■ Data section ■
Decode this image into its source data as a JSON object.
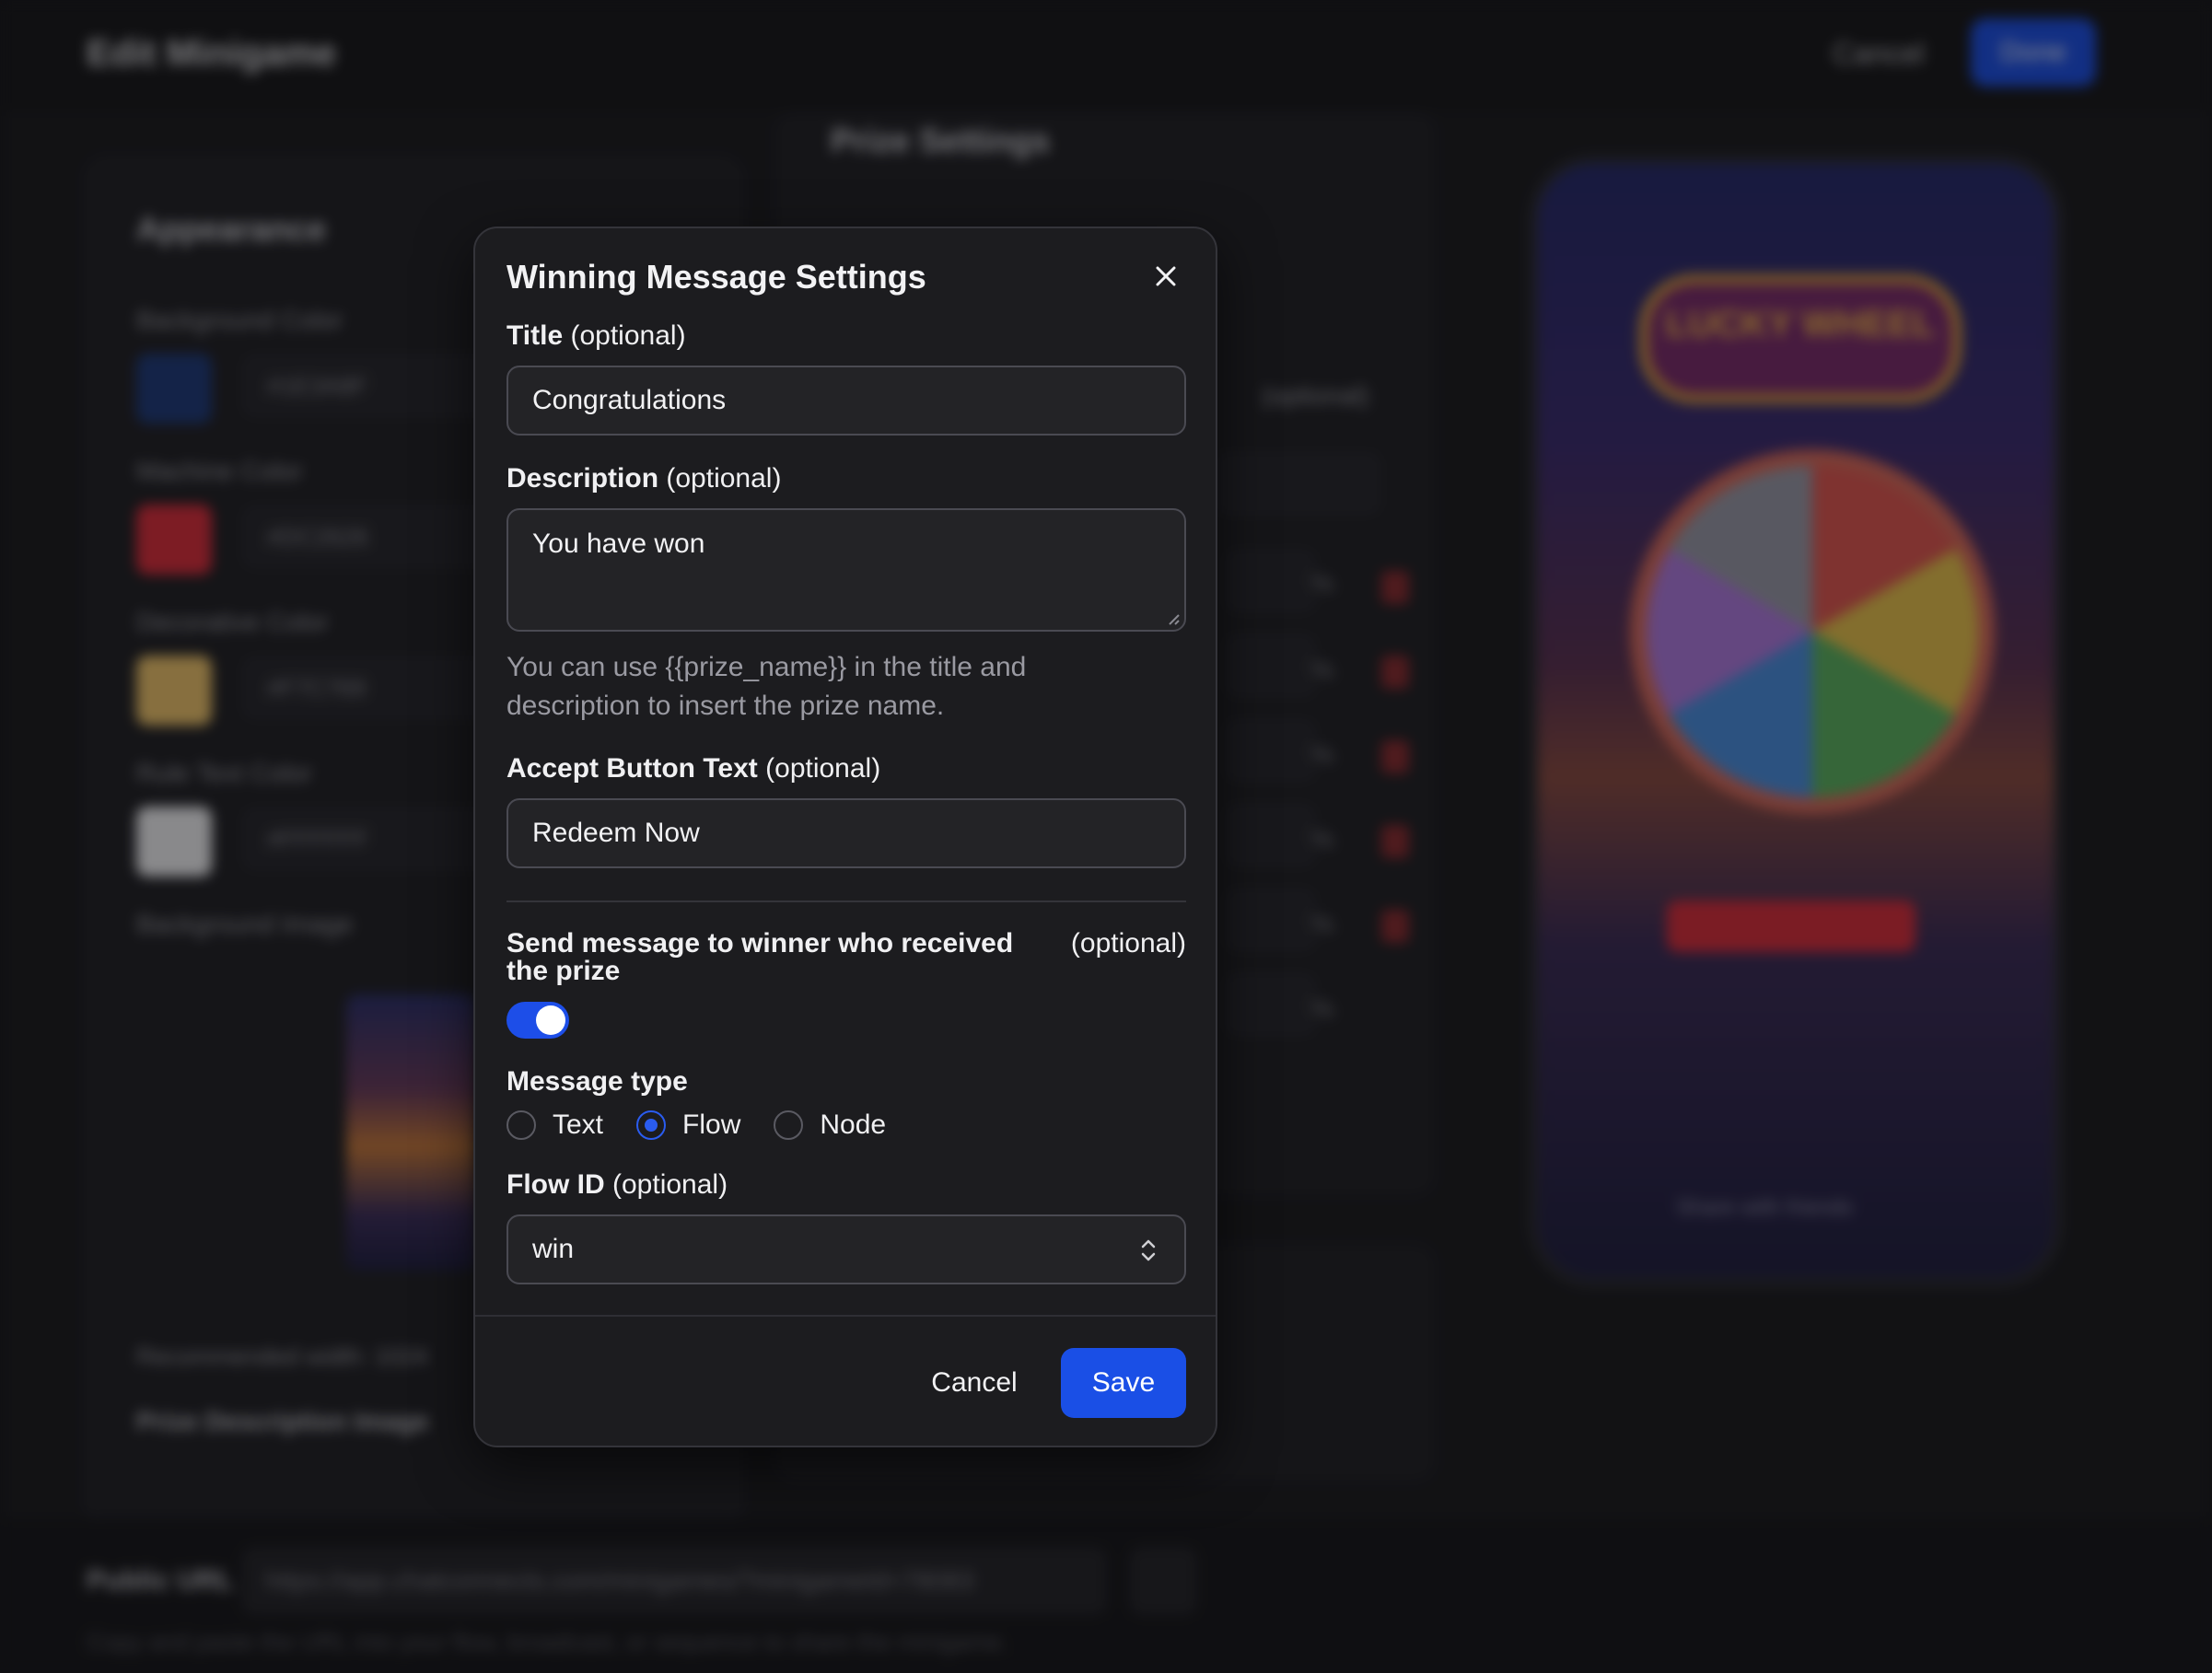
{
  "background": {
    "app_title": "Edit Minigame",
    "header_cancel": "Cancel",
    "header_done": "Done",
    "appearance_heading": "Appearance",
    "prize_settings_heading": "Prize Settings",
    "optional_hint": "(optional)",
    "colors": [
      {
        "label": "Background Color",
        "hex": "#1E3A8F",
        "swatch": "#1e3a7a"
      },
      {
        "label": "Machine Color",
        "hex": "#DC2626",
        "swatch": "#dc2c3a"
      },
      {
        "label": "Decorative Color",
        "hex": "#F7C769",
        "swatch": "#efc46a"
      },
      {
        "label": "Rule Text Color",
        "hex": "#FFFFFF",
        "swatch": "#f2f2f4"
      }
    ],
    "background_image_label": "Background Image",
    "recommended_width": "Recommended width: 1024",
    "prize_description_image": "Prize Description Image",
    "phone_title": "LUCKY WHEEL",
    "phone_share": "Share with friends",
    "public_url_label": "Public URL",
    "public_url": "https://app.chatconnects.com/minigames/?minigameId=78083",
    "public_url_hint": "Copy and paste the URL into your flow, broadcast, or sequence to share the minigame."
  },
  "modal": {
    "title": "Winning Message Settings",
    "title_field": {
      "label": "Title",
      "optional": "(optional)",
      "value": "Congratulations"
    },
    "description_field": {
      "label": "Description",
      "optional": "(optional)",
      "value": "You have won"
    },
    "hint": "You can use {{prize_name}} in the title and description to insert the prize name.",
    "accept_field": {
      "label": "Accept Button Text",
      "optional": "(optional)",
      "value": "Redeem Now"
    },
    "send_message": {
      "label": "Send message to winner who received the prize",
      "optional": "(optional)",
      "enabled": true
    },
    "message_type": {
      "label": "Message type",
      "options": [
        "Text",
        "Flow",
        "Node"
      ],
      "selected": "Flow"
    },
    "flow_id": {
      "label": "Flow ID",
      "optional": "(optional)",
      "value": "win"
    },
    "cancel_label": "Cancel",
    "save_label": "Save"
  },
  "colors": {
    "accent": "#1a4fe6",
    "modal_bg": "#1c1c1f",
    "page_bg": "#151518"
  }
}
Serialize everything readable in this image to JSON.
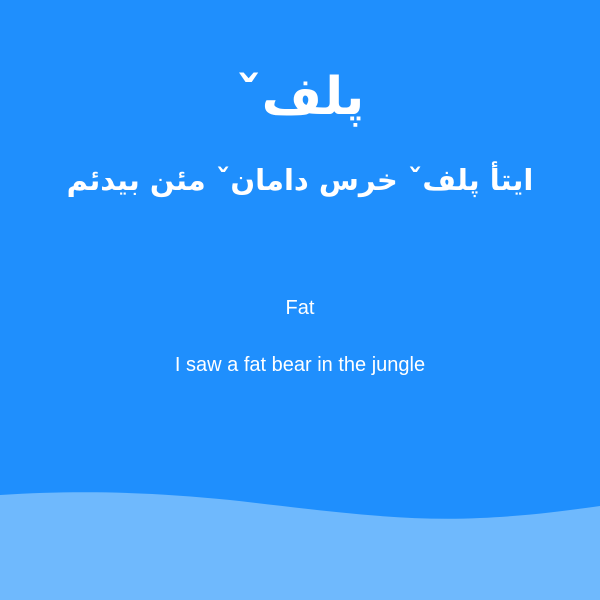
{
  "card": {
    "word": "پلفˇ",
    "sentence": "ایتأ پلفˇ خرس دامانˇ مئن بیدئم",
    "translation_word": "Fat",
    "translation_sentence": "I saw a fat bear in the jungle"
  },
  "colors": {
    "background": "#1f8ffd",
    "wave": "#6fb9fd",
    "text": "#ffffff"
  }
}
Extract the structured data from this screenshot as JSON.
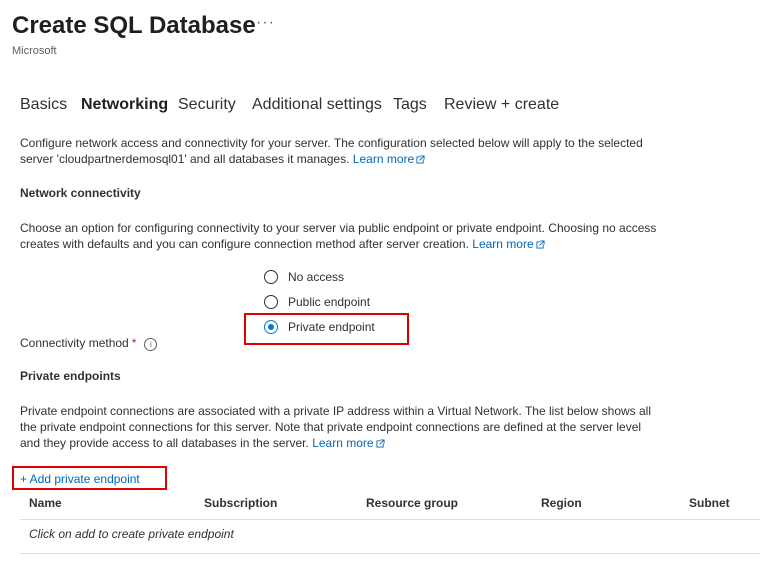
{
  "header": {
    "title": "Create SQL Database",
    "more": "···",
    "subtitle": "Microsoft"
  },
  "tabs": [
    {
      "label": "Basics"
    },
    {
      "label": "Networking"
    },
    {
      "label": "Security"
    },
    {
      "label": "Additional settings"
    },
    {
      "label": "Tags"
    },
    {
      "label": "Review + create"
    }
  ],
  "intro": {
    "line1": "Configure network access and connectivity for your server. The configuration selected below will apply to the selected",
    "line2": "server 'cloudpartnerdemosql01' and all databases it manages.",
    "learn_more": "Learn more"
  },
  "network_connectivity": {
    "heading": "Network connectivity",
    "desc_line1": "Choose an option for configuring connectivity to your server via public endpoint or private endpoint. Choosing no access",
    "desc_line2": "creates with defaults and you can configure connection method after server creation.",
    "learn_more": "Learn more",
    "field_label": "Connectivity method",
    "required_mark": "*",
    "info_icon": "i",
    "options": [
      {
        "label": "No access",
        "selected": false
      },
      {
        "label": "Public endpoint",
        "selected": false
      },
      {
        "label": "Private endpoint",
        "selected": true
      }
    ]
  },
  "private_endpoints": {
    "heading": "Private endpoints",
    "desc_line1": "Private endpoint connections are associated with a private IP address within a Virtual Network. The list below shows all",
    "desc_line2": "the private endpoint connections for this server. Note that private endpoint connections are defined at the server level",
    "desc_line3": "and they provide access to all databases in the server.",
    "learn_more": "Learn more",
    "add_button": "+ Add private endpoint",
    "columns": [
      "Name",
      "Subscription",
      "Resource group",
      "Region",
      "Subnet"
    ],
    "empty_text": "Click on add to create private endpoint"
  },
  "colors": {
    "accent": "#0078d4",
    "link": "#0067b8",
    "highlight": "#e00000"
  }
}
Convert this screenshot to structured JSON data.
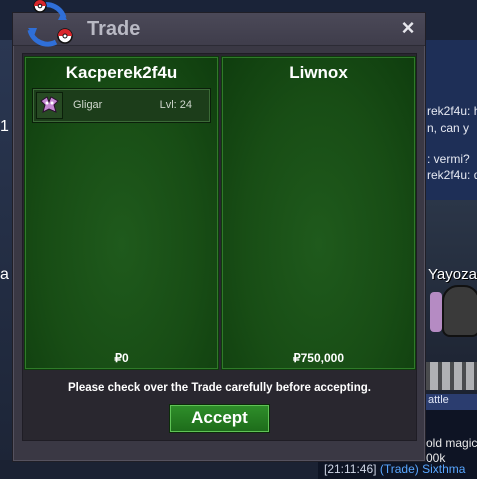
{
  "background": {
    "chat_lines": [
      "rek2f4u: h",
      "n, can y",
      ": vermi?",
      "rek2f4u: d"
    ],
    "left_number": "1",
    "left_letter": "a",
    "player_name": "Yayoza",
    "battle_text": "attle",
    "lower_lines": [
      "old magic",
      "00k"
    ],
    "log": {
      "time": "[21:11:46]",
      "channel": "(Trade)",
      "name": "Sixthma"
    }
  },
  "trade_window": {
    "title": "Trade",
    "close_label": "×",
    "left_panel": {
      "player": "Kacperek2f4u",
      "items": [
        {
          "name": "Gligar",
          "level": "Lvl: 24",
          "icon": "gligar-icon"
        }
      ],
      "money": "₽0"
    },
    "right_panel": {
      "player": "Liwnox",
      "items": [],
      "money": "₽750,000"
    },
    "notice": "Please check over the Trade carefully before accepting.",
    "accept_label": "Accept"
  },
  "colors": {
    "panel_green": "#184d15",
    "accept_green": "#2f8f2a",
    "window_bg": "#3a3844",
    "log_trade": "#58a6ff"
  }
}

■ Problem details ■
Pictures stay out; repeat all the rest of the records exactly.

■ Result below ■
Decode this image into its source data as a JSON object.
{
  "background": {
    "app_title": "Edit Minigame",
    "header_cancel": "Cancel",
    "header_done": "Done",
    "appearance_heading": "Appearance",
    "prize_settings_heading": "Prize Settings",
    "optional_hint": "(optional)",
    "colors": [
      {
        "label": "Background Color",
        "hex": "#1E3A8F",
        "swatch": "#1e3a7a"
      },
      {
        "label": "Machine Color",
        "hex": "#DC2626",
        "swatch": "#dc2c3a"
      },
      {
        "label": "Decorative Color",
        "hex": "#F7C769",
        "swatch": "#efc46a"
      },
      {
        "label": "Rule Text Color",
        "hex": "#FFFFFF",
        "swatch": "#f2f2f4"
      }
    ],
    "background_image_label": "Background Image",
    "recommended_width": "Recommended width: 1024",
    "prize_description_image": "Prize Description Image",
    "phone_title": "LUCKY WHEEL",
    "phone_share": "Share with friends",
    "public_url_label": "Public URL",
    "public_url": "https://app.chatconnects.com/minigames/?minigameId=78083",
    "public_url_hint": "Copy and paste the URL into your flow, broadcast, or sequence to share the minigame."
  },
  "modal": {
    "title": "Winning Message Settings",
    "title_field": {
      "label": "Title",
      "optional": "(optional)",
      "value": "Congratulations"
    },
    "description_field": {
      "label": "Description",
      "optional": "(optional)",
      "value": "You have won"
    },
    "hint": "You can use {{prize_name}} in the title and description to insert the prize name.",
    "accept_field": {
      "label": "Accept Button Text",
      "optional": "(optional)",
      "value": "Redeem Now"
    },
    "send_message": {
      "label": "Send message to winner who received the prize",
      "optional": "(optional)",
      "enabled": true
    },
    "message_type": {
      "label": "Message type",
      "options": [
        "Text",
        "Flow",
        "Node"
      ],
      "selected": "Flow"
    },
    "flow_id": {
      "label": "Flow ID",
      "optional": "(optional)",
      "value": "win"
    },
    "cancel_label": "Cancel",
    "save_label": "Save"
  },
  "colors": {
    "accent": "#1a4fe6",
    "modal_bg": "#1c1c1f",
    "page_bg": "#151518"
  }
}
Serialize everything readable in this image to JSON.
{
  "card": {
    "word": "پلفˇ",
    "sentence": "ایتأ پلفˇ خرس دامانˇ مئن بیدئم",
    "translation_word": "Fat",
    "translation_sentence": "I saw a fat bear in the jungle"
  },
  "colors": {
    "background": "#1f8ffd",
    "wave": "#6fb9fd",
    "text": "#ffffff"
  }
}
Extract the structured data from this screenshot as JSON.
{
  "header": {
    "title": "Create SQL Database",
    "more": "···",
    "subtitle": "Microsoft"
  },
  "tabs": [
    {
      "label": "Basics"
    },
    {
      "label": "Networking"
    },
    {
      "label": "Security"
    },
    {
      "label": "Additional settings"
    },
    {
      "label": "Tags"
    },
    {
      "label": "Review + create"
    }
  ],
  "intro": {
    "line1": "Configure network access and connectivity for your server. The configuration selected below will apply to the selected",
    "line2": "server 'cloudpartnerdemosql01' and all databases it manages.",
    "learn_more": "Learn more"
  },
  "network_connectivity": {
    "heading": "Network connectivity",
    "desc_line1": "Choose an option for configuring connectivity to your server via public endpoint or private endpoint. Choosing no access",
    "desc_line2": "creates with defaults and you can configure connection method after server creation.",
    "learn_more": "Learn more",
    "field_label": "Connectivity method",
    "required_mark": "*",
    "info_icon": "i",
    "options": [
      {
        "label": "No access",
        "selected": false
      },
      {
        "label": "Public endpoint",
        "selected": false
      },
      {
        "label": "Private endpoint",
        "selected": true
      }
    ]
  },
  "private_endpoints": {
    "heading": "Private endpoints",
    "desc_line1": "Private endpoint connections are associated with a private IP address within a Virtual Network. The list below shows all",
    "desc_line2": "the private endpoint connections for this server. Note that private endpoint connections are defined at the server level",
    "desc_line3": "and they provide access to all databases in the server.",
    "learn_more": "Learn more",
    "add_button": "+ Add private endpoint",
    "columns": [
      "Name",
      "Subscription",
      "Resource group",
      "Region",
      "Subnet"
    ],
    "empty_text": "Click on add to create private endpoint"
  },
  "colors": {
    "accent": "#0078d4",
    "link": "#0067b8",
    "highlight": "#e00000"
  }
}
Convert this screenshot to structured JSON data.
{
  "background": {
    "chat_lines": [
      "rek2f4u: h",
      "n, can y",
      ": vermi?",
      "rek2f4u: d"
    ],
    "left_number": "1",
    "left_letter": "a",
    "player_name": "Yayoza",
    "battle_text": "attle",
    "lower_lines": [
      "old magic",
      "00k"
    ],
    "log": {
      "time": "[21:11:46]",
      "channel": "(Trade)",
      "name": "Sixthma"
    }
  },
  "trade_window": {
    "title": "Trade",
    "close_label": "×",
    "left_panel": {
      "player": "Kacperek2f4u",
      "items": [
        {
          "name": "Gligar",
          "level": "Lvl: 24",
          "icon": "gligar-icon"
        }
      ],
      "money": "₽0"
    },
    "right_panel": {
      "player": "Liwnox",
      "items": [],
      "money": "₽750,000"
    },
    "notice": "Please check over the Trade carefully before accepting.",
    "accept_label": "Accept"
  },
  "colors": {
    "panel_green": "#184d15",
    "accept_green": "#2f8f2a",
    "window_bg": "#3a3844",
    "log_trade": "#58a6ff"
  }
}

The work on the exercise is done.